Network managers that need to evaluate the performance of applications under different platforms will certainly see the benefit of this approach, whilst the development community will also recognise the value to putting new hardware and software to the test. Productivity could certainly benefit, as users can run different applications without having to switch machines or location. And security will also benefit, as running antivirus tools or firewalls to protect web browsing on one operating system will effectively isolate dangerous traffic from attacking mission-critical applications running in another.
Nevertheless, some trepidation remains, and for some the concerns stretch beyond security. The short-term costs of an ambitious virtualisation project can be expensive, with the need for new infrastructure and configuration of current hardware. And such an investment is difficult to justify to a board that remains somewhat confused by the technology.

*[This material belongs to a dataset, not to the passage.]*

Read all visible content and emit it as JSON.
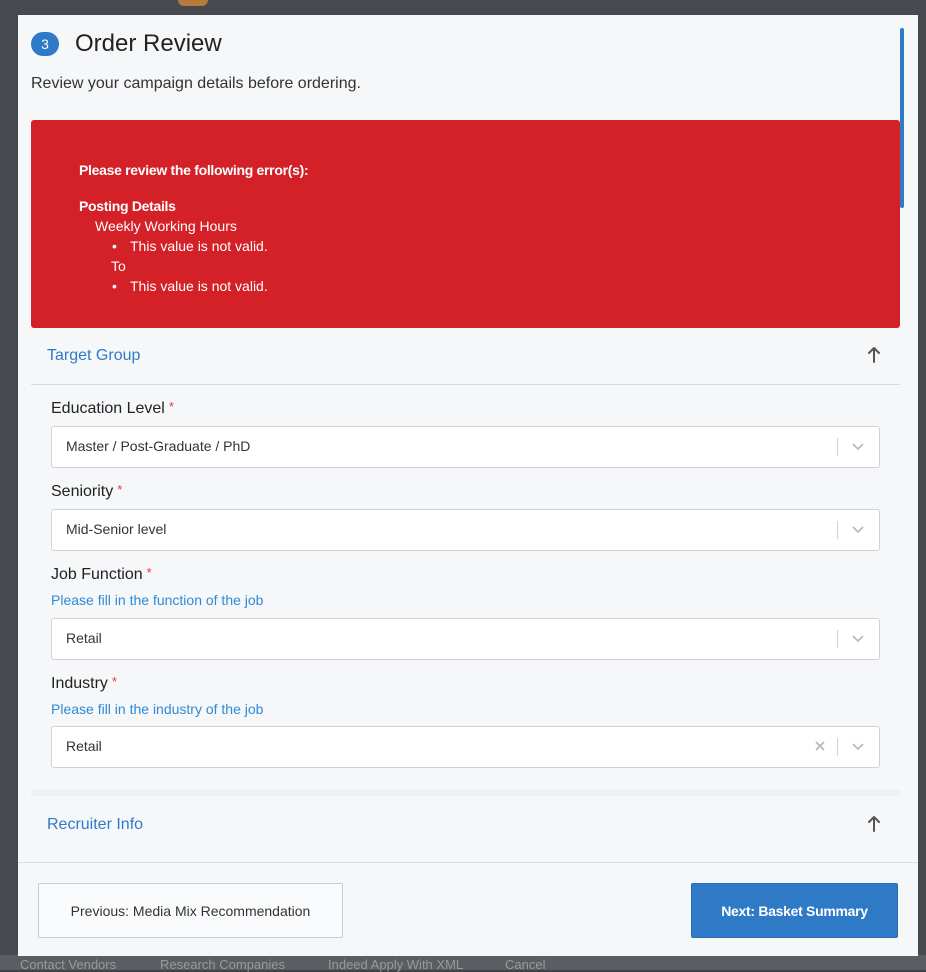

Indeed, while wariness of an expensive IT project is entirely understandable, the virtualisation revolution will inevitably continue unabated. As costs for the technology begin to drop, consumer understanding of the technology grows, and more hardware manufacturers such as Intel include built-in virtualisation functionality in their products, it will become increasingly difficult to justify not deploying virtualisation in an IT system.
"Virtualisation has been occurring for decades now, it is just cascading now to other parts of the infrastructure as other technologies evolve and mature, where we see it going next will be towards this idea of a heterogeneous mutli-system virtualisation, and away from the component-based view, to look at the infrastructure holistically." The evolution towards a more virtualised enterprise is inevitable. "It is already on its way to ubiquity," he concludes. "Over the next few years we are going to see more and more widespread adoption. Leading-edge customers are already moving towards this notion of what we call a `virtualised enterprise`, where all your applications run in a virtual environment for all the benefits that we have discussed, and all your desktops move to a virtualised environment running on servers so that it is more secure and centrally managed. So it will start to permeate every aspect of IT operations